■ WHAT IS EXPECTED
Take from the records below each line that holds "this".

App and web page records
+++
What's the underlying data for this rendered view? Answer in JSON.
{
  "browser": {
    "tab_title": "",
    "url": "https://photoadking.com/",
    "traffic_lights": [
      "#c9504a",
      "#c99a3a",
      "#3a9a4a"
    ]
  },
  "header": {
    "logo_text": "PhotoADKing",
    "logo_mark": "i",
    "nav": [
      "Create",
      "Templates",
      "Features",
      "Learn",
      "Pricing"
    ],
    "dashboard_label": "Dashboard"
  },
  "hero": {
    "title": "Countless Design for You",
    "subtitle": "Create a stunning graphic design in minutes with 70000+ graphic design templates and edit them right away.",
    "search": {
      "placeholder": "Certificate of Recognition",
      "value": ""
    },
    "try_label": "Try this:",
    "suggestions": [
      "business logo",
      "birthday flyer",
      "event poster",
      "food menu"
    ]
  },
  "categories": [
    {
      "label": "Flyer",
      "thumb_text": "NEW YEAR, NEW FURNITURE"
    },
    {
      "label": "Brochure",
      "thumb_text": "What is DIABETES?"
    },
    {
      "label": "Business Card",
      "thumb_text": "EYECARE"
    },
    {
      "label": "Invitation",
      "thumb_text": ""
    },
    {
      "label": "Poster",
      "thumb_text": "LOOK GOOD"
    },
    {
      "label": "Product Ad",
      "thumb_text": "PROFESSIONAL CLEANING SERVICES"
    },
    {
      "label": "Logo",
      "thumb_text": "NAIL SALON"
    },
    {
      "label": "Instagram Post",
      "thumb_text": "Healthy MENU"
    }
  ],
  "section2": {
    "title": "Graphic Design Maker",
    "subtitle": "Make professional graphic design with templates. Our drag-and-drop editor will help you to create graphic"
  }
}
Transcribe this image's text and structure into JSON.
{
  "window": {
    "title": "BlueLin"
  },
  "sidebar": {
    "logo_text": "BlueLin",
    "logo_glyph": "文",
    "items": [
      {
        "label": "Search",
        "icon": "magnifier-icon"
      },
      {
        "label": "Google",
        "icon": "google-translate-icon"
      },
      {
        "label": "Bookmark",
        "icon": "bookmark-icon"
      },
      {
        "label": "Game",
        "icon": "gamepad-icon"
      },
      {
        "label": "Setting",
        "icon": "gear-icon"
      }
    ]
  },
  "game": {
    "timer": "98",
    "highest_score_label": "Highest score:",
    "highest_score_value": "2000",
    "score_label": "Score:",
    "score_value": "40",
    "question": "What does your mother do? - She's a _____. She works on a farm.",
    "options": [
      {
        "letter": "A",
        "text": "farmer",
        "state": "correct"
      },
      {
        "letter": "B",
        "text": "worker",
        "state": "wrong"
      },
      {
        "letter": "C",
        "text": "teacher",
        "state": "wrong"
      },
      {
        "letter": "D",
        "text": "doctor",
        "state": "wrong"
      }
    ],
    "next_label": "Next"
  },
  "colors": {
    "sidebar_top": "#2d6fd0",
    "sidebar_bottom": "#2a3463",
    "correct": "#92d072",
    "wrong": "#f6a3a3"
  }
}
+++
■ TASK OUTPUT
What's the underlying data for this rendered view? Answer in JSON.
    "try_label": "Try this:",
Transcribe this image's text and structure into JSON.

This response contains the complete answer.